moyen, c'est qu'elle ne permet pas en soi d'établir s'il est fait usage d'un pouvoir de marché, puisqu'une telle
méthode ne fait pas la distinction, par exemple, entre une partie non dominante disposant d'importantes
ressources financières et une partie dominante ayant des ressources financières équivalentes.

      Le Privy Council (Conseil privé) a récemment jugé que le franchissement de la frontière entre
concurrence légitime et comportements anticoncurrentiels ne pouvait se réduire à une baisse de prix. Cette
ligne est franchie lorsqu'une entreprise détenant un pouvoir de marché substantiel tire avantage de sa
capacité à augmenter ses tarifs sans perdre de part de marché. Une réduction des prix ne devient illicite que
s'il est démontré qu'une entreprise disposant d'un pouvoir de marché substantiel a procédé à cette baisse en
projetant de compenser ses pertes ultérieurement. C'est cette capacité de compenser ses pertes, et non de
réduire ses prix, qui porte préjudice aux consommateurs. En Nouvelle-Zélande, la fixation de prix
inférieurs aux coûts est donc un facteur pertinent, mais il ne revêt pas une importance primordiale.
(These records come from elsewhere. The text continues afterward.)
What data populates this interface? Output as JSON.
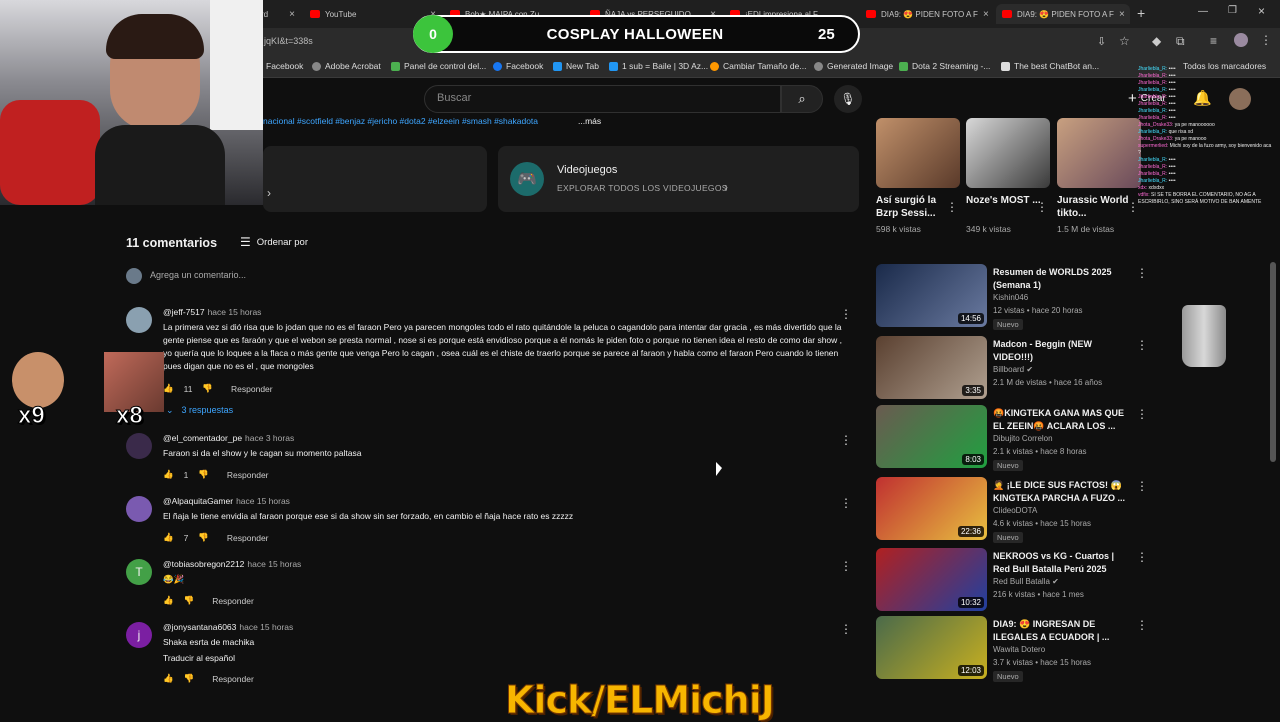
{
  "browser": {
    "tabs": [
      {
        "label": "rd"
      },
      {
        "label": "YouTube"
      },
      {
        "label": "Bob★ MAIPA con Zu..."
      },
      {
        "label": "ÑAJA vs PERSEGUIDO..."
      },
      {
        "label": "¡EDI impresiona al F..."
      },
      {
        "label": "DIA9: 😍 PIDEN FOTO A F"
      },
      {
        "label": "DIA9: 😍 PIDEN FOTO A F"
      }
    ],
    "url_fragment": "jqKI&t=338s",
    "bookmarks": [
      "Facebook",
      "Adobe Acrobat",
      "Panel de control del...",
      "Facebook",
      "New Tab",
      "1 sub = Baile | 3D Az...",
      "Cambiar Tamaño de...",
      "Generated Image",
      "Dota 2 Streaming -...",
      "The best ChatBot an...",
      "Todos los marcadores"
    ]
  },
  "youtube": {
    "search_placeholder": "Buscar",
    "create_label": "Crear",
    "hashtags": "nacional #scotfield #benjaz #jericho #dota2 #elzeein #smash #shakadota",
    "more_label": "...más",
    "games_card": {
      "title": "Videojuegos",
      "subtitle": "EXPLORAR TODOS LOS VIDEOJUEGOS"
    },
    "comments_count": "11 comentarios",
    "sort_label": "Ordenar por",
    "add_comment_placeholder": "Agrega un comentario...",
    "reply_label": "Responder",
    "comments": [
      {
        "author": "@jeff-7517",
        "time": "hace 15 horas",
        "text": "La primera vez si dió risa que lo jodan que no es el faraon Pero ya parecen mongoles todo el rato quitándole la peluca o cagandolo para intentar dar gracia , es más divertido que la gente piense que es faraón y que el webon se presta normal , nose si es porque está envidioso porque a él nomás le piden foto o porque no tienen idea el resto de como dar show , yo quería que lo loquee a la flaca o más gente que venga Pero lo cagan , osea cuál es el chiste de traerlo porque se parece al faraon y habla como el faraon Pero cuando lo tienen pues digan que no es el , que mongoles",
        "likes": "11",
        "replies": "3 respuestas"
      },
      {
        "author": "@el_comentador_pe",
        "time": "hace 3 horas",
        "text": "Faraon si da el show y le cagan su momento paltasa",
        "likes": "1"
      },
      {
        "author": "@AlpaquitaGamer",
        "time": "hace 15 horas",
        "text": "El ñaja le tiene envidia al faraon porque ese si da show sin ser forzado, en cambio el ñaja hace rato es zzzzz",
        "likes": "7"
      },
      {
        "author": "@tobiasobregon2212",
        "time": "hace 15 horas",
        "text": "😂🎉",
        "likes": "",
        "initial": "T"
      },
      {
        "author": "@jonysantana6063",
        "time": "hace 15 horas",
        "text": "Shaka esrta de machika",
        "translate": "Traducir al español",
        "likes": "",
        "initial": "j"
      }
    ],
    "shorts": [
      {
        "title": "Así surgió la Bzrp Sessi...",
        "views": "598 k vistas"
      },
      {
        "title": "Noze's MOST ...",
        "views": "349 k vistas"
      },
      {
        "title": "Jurassic World tikto...",
        "views": "1.5 M de vistas"
      }
    ],
    "related": [
      {
        "title": "Resumen de WORLDS 2025 (Semana 1)",
        "channel": "Kishin046",
        "meta": "12 vistas • hace 20 horas",
        "badge": "Nuevo",
        "duration": "14:56"
      },
      {
        "title": "Madcon - Beggin (NEW VIDEO!!!)",
        "channel": "Billboard",
        "meta": "2.1 M de vistas • hace 16 años",
        "badge": "",
        "duration": "3:35"
      },
      {
        "title": "🤬KINGTEKA GANA MAS QUE EL ZEEIN🤬 ACLARA LOS ...",
        "channel": "Dibujito Correlon",
        "meta": "2.1 k vistas • hace 8 horas",
        "badge": "Nuevo",
        "duration": "8:03"
      },
      {
        "title": "🤦 ¡LE DICE SUS FACTOS! 😱 KINGTEKA PARCHA A FUZO ...",
        "channel": "ClideoDOTA",
        "meta": "4.6 k vistas • hace 15 horas",
        "badge": "Nuevo",
        "duration": "22:36"
      },
      {
        "title": "NEKROOS vs KG - Cuartos | Red Bull Batalla Perú 2025",
        "channel": "Red Bull Batalla",
        "meta": "216 k vistas • hace 1 mes",
        "badge": "",
        "duration": "10:32"
      },
      {
        "title": "DIA9: 😍 INGRESAN DE ILEGALES A ECUADOR | ...",
        "channel": "Wawita Dotero",
        "meta": "3.7 k vistas • hace 15 horas",
        "badge": "Nuevo",
        "duration": "12:03"
      }
    ]
  },
  "overlay": {
    "left_count": "0",
    "title": "COSPLAY HALLOWEEN",
    "right_count": "25",
    "kick_banner": "Kick/ELMichiJ",
    "multiplier_1": "x9",
    "multiplier_2": "x8"
  },
  "chat_lines": [
    "Jharliebla_R: ••••",
    "Jharliebla_R: ••••",
    "Jharliebla_R: ••••",
    "Jharliebla_R: ••••",
    "Jharliebla_R: ••••",
    "Jharliebla_R: ••••",
    "Jharliebla_R: ••••",
    "Jharliebla_R: ••••",
    "Jhota_Drake33: ya pe manoooooo",
    "Jharliebla_R: que risa xd",
    "Jhota_Drake33: ya pe manooo",
    "supermerlied: Michi soy de la fuzo army, soy bienvenido aca ?",
    "Jharliebla_R: ••••",
    "Jharliebla_R: ••••",
    "Jharliebla_R: ••••",
    "Jharliebla_R: ••••",
    "xdx: xdxdxx",
    "vdfix: SI SE TE BORRA EL COMENTARIO, NO AG A ESCRIBIRLO, SINO SERÁ MOTIVO DE BAN AMENTE"
  ]
}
      Enfin, le délégué néo-zélandais fait observer que l'affaire Carter Holt Harvey a suscité des débats
nourris et un certain nombre de critiques. La question controversée est de savoir si une entreprise ayant mis
à profit son pouvoir de marché au sens de l'article 36 peut arguer d'un motif commercial légitime pour
justifier son comportement. L'affaire Carter Holt Harvey a eu pour effet d'ouvrir une brèche en ce sens
dans l'article 36. La question de savoir si les dispositions de cet article sont suffisamment solides fait déjà
débat, si bien que le problème se pose maintenant au gouvernement en termes de choix politique.

     Le président met ensuite en avant la contribution de la Corée, qui explique que des prix supérieurs au
coût total moyen peuvent être considérés comme des prix d'éviction dans cette juridiction. La Loi sur la
réglementation des monopoles et la concurrence dispose que toute activité évinçant indûment des
concurrents peut constituer un abus de position dominante interdit par l'article 3-2. Selon la contribution de
la Corée, la Korea Fair Trade Commission (KFTC, Commission coréenne de la concurrence) exerce son
action de contrôle des abus de position dominante lorsqu'une entreprise dominante évince des concurrents
en pratiquant des prix inférieurs au « prix de transaction ordinaire ». Cela implique que même la fixation
d'un prix supérieur au coûts totaux pourrait être considérée comme un comportement prédateur. Le
président demande à la délégation de la Corée de donner davantage de précisions sur sa législation et la
manière dont elle est appliquée.

    Un délégué coréen indique que la Loi sur la réglementation des monopoles et la concurrence établit
une distinction entre les ventes avec remise abusive des entreprises ordi